13 of the 45 cases with a visible disease on pre-pembrolizumab imaging were classified as NLR high. The baseline characteristics between the NLR high and NLR low groups were similar, except the NLR high group had a higher rate of liver metastases. Median progression free survival was approximately 1.5 months in the NLR high group and 3.0 months in the NLR group. Median cancer specific survival was approximately 6 months in the NLR high group and was not reached in the low NLR group.  On multivariate analysis, these patients had significantly higher rates of progression (HR 3.29 95% 1.04-10.3) and 6 month cancer-specific death (HR 6.06 95% CI 1.06-34.5). NLR was the only significant predictor of these outcomes in this multivariate analysis, acknowledging that performance status was not included in the model. Patients with progressive disease by RECIST criteria on initial post-pembrolizumab imaging had significant higher NLRs relative to responders pooled with those with stable disease (2.63 vs 3.86, p=0.037). The fact that the NLR increased in 59% of patients after administration of pembrolizumab was not discussed during the presentation but is noted in the abstract. The implications of this change are currently unclear.

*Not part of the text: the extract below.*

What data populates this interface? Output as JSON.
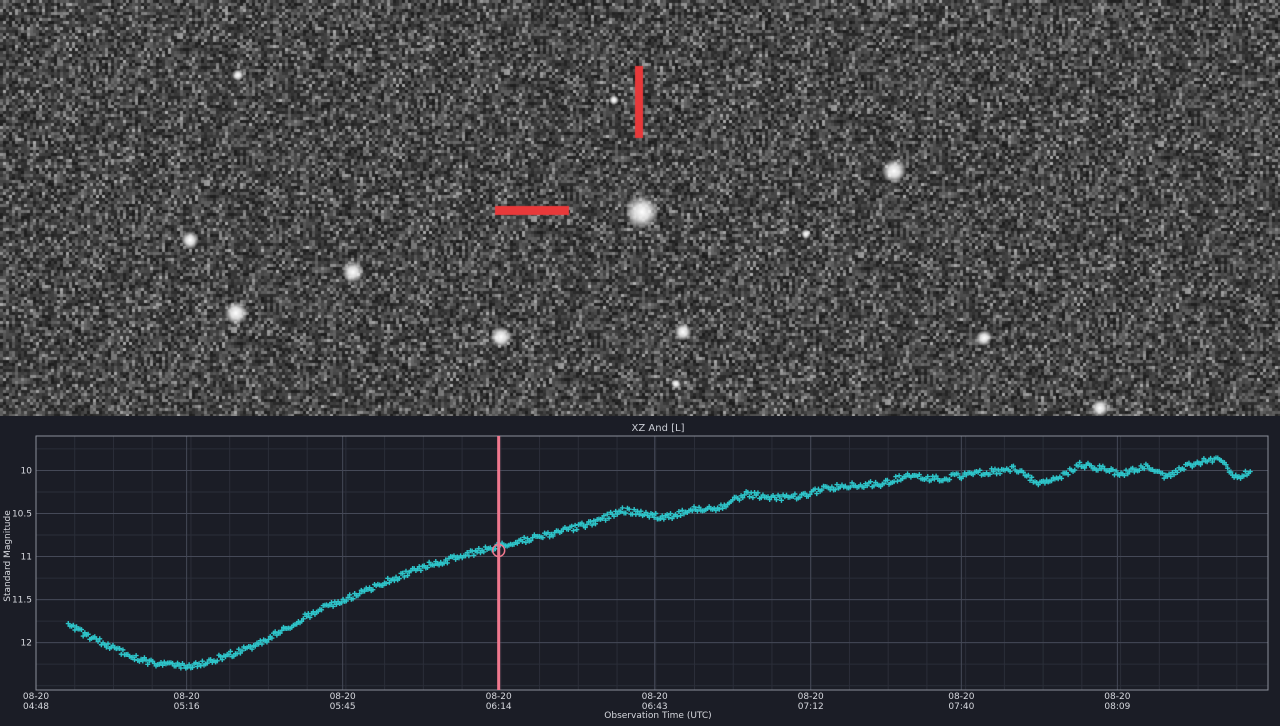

During his presentation, Dr. Ogihara declined to speculate as to a mechanism to explain this effect, and given that NLR has been shown to portend a number of different poor outcomes in a number of different states of urothelial carcinoma, it is unlikely to relate to the mechanism of pembrolizumab specifically. Instead, this paper serves to validate NLR as a powerful prognostic marker in even this very advanced state in the progression of urothelial carcinoma.

Presented by: Koichiro Ogihara. Department of Urology, Keio University, Tokyo, Japan

Written by: Marshall Strother, MD, Chief Resident, Division of Urology, University of Pennsylvania, Philadelphia PA at the American Urological Association's 2019 Annual Meeting (AUA 2019), May 3 – 6, 2019 in Chicago, Illinois